Back in September, a Big Thicket hunter (buckwild107 on Youtube) took some pictures of a Bigfoot-like creature hopping across a clearing. He posted them to Youtube with the following introduction:
“Bigfoot in Hardin County? Pictures from my deer blind…you decide.”
You can’t make this stuff up – by stuff I mean what the yahoos make up. No sooner does America get an African-American president than certain folk start seeing “enormous and black” monsters in the woods. And, predictably, the land of the yellow dogs just turns yellow. State Rep. Chuck Hopson is elected from the area between the Bigfoot sitings and the location of the Texas Bigfoot Research Community’s 2009 convention in Tyler. Hopson abandoned his colleagues to join the Bigfoot Brigade, otherwise known as the GOP.
Well, she didn’t lie, exactly. But a British anthropologist has suggested the fairy tale, Little Red Riding Hood, is far older than previously known. The Telegraph has the details:
Dr Jamie Tehrani, a cultural anthropologist at Durham University, studied 35 versions of Little Red Riding Hood from around the world. Whilst the European version tells the story of a little girl who is tricked by a wolf masquerading as her grandmother, in the Chinese version a tiger replaces the wolf.
Contrary to the view that the tale originated in France shortly before Charles Perrault produced the first written version in the 17th century, Dr Tehrani found that the varients shared a common ancestor dating back more than 2,600 years.
Using techniques biologists use to create taxonomies, Tehrani traced variants of the story as far as the sixth century B.C., and speculated a common ancestor in the even deeper past. Our narrative habits go way back. Therein lies a tale.
There’s something mighty strange about the immediate reaction of those listening as U.S. Rep. Joe Wilson screamed “you lie” at President Barack Obama. Look at these pictures.

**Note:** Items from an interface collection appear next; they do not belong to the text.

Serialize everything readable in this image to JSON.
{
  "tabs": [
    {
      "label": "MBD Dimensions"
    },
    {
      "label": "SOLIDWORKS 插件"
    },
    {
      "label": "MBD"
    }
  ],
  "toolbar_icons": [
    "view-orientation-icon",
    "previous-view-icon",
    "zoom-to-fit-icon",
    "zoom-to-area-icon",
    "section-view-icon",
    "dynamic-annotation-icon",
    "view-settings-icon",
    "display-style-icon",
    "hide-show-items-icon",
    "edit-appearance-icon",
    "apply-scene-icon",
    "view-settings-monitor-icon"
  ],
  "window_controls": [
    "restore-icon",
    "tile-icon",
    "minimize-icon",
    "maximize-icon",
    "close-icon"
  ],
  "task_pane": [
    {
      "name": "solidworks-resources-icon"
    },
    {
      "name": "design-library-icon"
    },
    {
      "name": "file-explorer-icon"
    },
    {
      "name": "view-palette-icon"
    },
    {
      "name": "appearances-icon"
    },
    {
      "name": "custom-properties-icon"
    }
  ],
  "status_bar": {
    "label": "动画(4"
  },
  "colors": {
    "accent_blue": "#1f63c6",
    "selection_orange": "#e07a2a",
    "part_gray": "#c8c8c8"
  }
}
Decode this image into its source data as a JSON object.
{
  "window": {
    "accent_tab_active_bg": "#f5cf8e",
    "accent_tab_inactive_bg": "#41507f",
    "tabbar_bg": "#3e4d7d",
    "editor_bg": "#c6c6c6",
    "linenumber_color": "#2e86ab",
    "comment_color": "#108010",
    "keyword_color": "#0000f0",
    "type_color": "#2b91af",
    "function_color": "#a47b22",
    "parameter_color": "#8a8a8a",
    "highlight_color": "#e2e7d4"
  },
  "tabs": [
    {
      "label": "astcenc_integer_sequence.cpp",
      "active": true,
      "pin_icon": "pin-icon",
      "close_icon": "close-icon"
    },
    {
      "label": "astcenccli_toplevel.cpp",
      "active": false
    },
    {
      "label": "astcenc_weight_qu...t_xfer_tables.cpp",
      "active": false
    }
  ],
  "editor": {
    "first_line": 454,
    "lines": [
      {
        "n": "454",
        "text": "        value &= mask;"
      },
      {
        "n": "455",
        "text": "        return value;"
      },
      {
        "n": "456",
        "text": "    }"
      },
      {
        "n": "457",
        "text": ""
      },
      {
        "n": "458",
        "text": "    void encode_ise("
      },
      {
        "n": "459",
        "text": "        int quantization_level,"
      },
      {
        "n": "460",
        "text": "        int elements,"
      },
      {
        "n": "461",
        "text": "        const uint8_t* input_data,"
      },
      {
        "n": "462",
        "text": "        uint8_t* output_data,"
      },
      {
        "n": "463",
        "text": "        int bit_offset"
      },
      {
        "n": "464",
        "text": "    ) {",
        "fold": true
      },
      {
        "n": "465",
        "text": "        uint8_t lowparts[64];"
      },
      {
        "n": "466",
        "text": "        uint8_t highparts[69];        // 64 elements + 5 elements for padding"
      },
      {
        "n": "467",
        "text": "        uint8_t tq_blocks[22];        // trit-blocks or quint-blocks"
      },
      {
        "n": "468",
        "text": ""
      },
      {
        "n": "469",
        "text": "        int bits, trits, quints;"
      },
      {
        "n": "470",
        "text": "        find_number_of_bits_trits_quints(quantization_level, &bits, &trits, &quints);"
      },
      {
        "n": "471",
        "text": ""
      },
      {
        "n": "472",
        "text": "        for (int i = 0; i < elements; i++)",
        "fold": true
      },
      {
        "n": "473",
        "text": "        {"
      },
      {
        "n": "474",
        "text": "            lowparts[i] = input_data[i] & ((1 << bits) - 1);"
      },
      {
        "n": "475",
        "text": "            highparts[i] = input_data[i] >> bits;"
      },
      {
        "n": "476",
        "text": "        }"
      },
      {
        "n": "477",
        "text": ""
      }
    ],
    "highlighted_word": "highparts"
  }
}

Now, all of us have been in a room when a scream comes out of nowhere. It’s impossible not to look. Speaker Nancy Pelosi turned. Vice President Joe Biden Turned. Obama turned. Why aren’t Wilson’s Republican colleagues startled? Not one has turned to see what the outburst, coming from right next to them, is all about. This is, at the very least, quite odd. One thing that might account for the stoic response from those around Wilson is that they knew it was coming. Were they prepared? It’s a question that should be pursued. Despite the feigned GOP repudiation of Wilson, one could conclude it was a planned disruption.
Texas is a place bursting at the stock-pens with proud and determined individualists who live by the motto: conform, or I shoot.
To those not fortunate enough to have lived in Texas, there is in this a mild suggestion of hypocrisy. A visitor from back East might be shrewd enough to put it gently, especially if he is still here. “Texans are a paradoxical people,” he might say.
In response, I’d resort to the Bible – “Let he who is without sin…” – except the phrase makes me edgy as the preacher whose eyes dart nervously about the sanctuary when he comes to that “without sin” part. The good pastor is well aware that his congregants, in their innocence, believe he’s been qualified by Jesus Himself to throw stones. They have come, he’s certain, to watch him hurl a few. In his dilemma is the origin of the phrase, “Damned if you do and damned if you don’t.”
The thing is the congregants know they’ve got the preacher in a tight, and they know he’s going to have to put some lumps on a few heads to get out of it. It’s how they guarantee a Sunday’s salvific entertainment.